Let's be serious for a minute, guys. This is business. No jokes in my kitchen. (Mostly because I'm terrible at them.) Two levels of essentials because I don't want to scare anyone. Bam! Now cook.

Level #1
Basics: salt, ground black pepper, fleur de sel (or that kosher salt thing), chicken and vegetable stock, extra virgin olive oil, soy sauce, clear honey.
Spices: paprika, herbs (Italian, Provence or mixed), ground cinnamon, some form of chilli powder.
Baking: white flour*, caster sugar, baking powder and baking soda.
Alliums: garlic, brown onions.
Starch foods: spaghetti, basmati rice.
Tins: chopped tomatoes, tuna, baked beans.

*I also personally always keep wholemeal flour because I like cooking with it, but I wouldn't recommend it unless you like making bread or healthy baking.

Level #2
Basics: Dijon mustard, balsamic vinegar, replace the ground black pepper with cracked black pepper (or an actual grinder), coconut milk, oyster sauce (stir frys are the basis of my alimentation.)
Spices: cajun mix (it took all I have not to put this in the level 1; it's the BEST), chilli flakes, ground nutmeg, four spice, curry powder.
Baking: brown sugar, chocolate, rolled oats.
Alliums: red onion.
Starch foods: another type of pasta, arborio rice, couscous, egg noodles.

Fridge level
Lemon, real butter that doesn't come in a box but in paper for goodness' sake, eggs, milk.

Windowsill level
Basil, thyme, chives and coriander plants.

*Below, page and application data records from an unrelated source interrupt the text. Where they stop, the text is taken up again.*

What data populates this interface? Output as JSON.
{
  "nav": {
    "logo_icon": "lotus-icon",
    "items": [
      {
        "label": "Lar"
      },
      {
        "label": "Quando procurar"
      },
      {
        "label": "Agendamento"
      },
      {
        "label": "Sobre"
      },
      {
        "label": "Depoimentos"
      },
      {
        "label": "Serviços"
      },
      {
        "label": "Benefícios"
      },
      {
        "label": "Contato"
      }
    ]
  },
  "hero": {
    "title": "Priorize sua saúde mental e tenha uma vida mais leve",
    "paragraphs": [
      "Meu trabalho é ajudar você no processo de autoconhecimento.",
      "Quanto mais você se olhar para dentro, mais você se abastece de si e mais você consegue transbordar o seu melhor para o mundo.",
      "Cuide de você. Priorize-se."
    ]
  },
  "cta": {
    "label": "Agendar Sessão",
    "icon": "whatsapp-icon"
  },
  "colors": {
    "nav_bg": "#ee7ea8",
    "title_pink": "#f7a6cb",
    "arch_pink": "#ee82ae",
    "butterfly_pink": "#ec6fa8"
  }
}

Also bread. People keep it in all kind of different places so it gets its own level.

And here you go, you're ready to cook! With level #1, there's already plenty enough to cook many a tasty dish and be sure to always have something on hand to give your food a little kick. These are my basics though, some others might pick very different flavours but these work very well for me.

Wondering what to do with some of these? I've obviously used many of these ingredients in the recipes on this blog, but I also encourage you to have a look at recipe websites with ingredient search (like here or here).

And for some more precise suggestions on how to use spices...

Fleur de sel: sprinkle on sliced tomatoes or on dark chocolate cookies.
Italian herbs: add to mushrooms, omelettes or mashed potatoes.
Soy sauce: makes a cracking fish marinade mixed with honey, or drizzle over stir frys.
Chilli powder + paprika: marinade meat or fish, add to tomato pasta sauce.
Cajun mix: roll chicken in then grill, add in bolognese.
Ground nutmeg: the thing to make your scrambled eggs and mashed potatoes 10x better.
Chilli flakes: sauté with onions as a basis for tomato or carrot soup.
Four spice: great in cakes and in curries.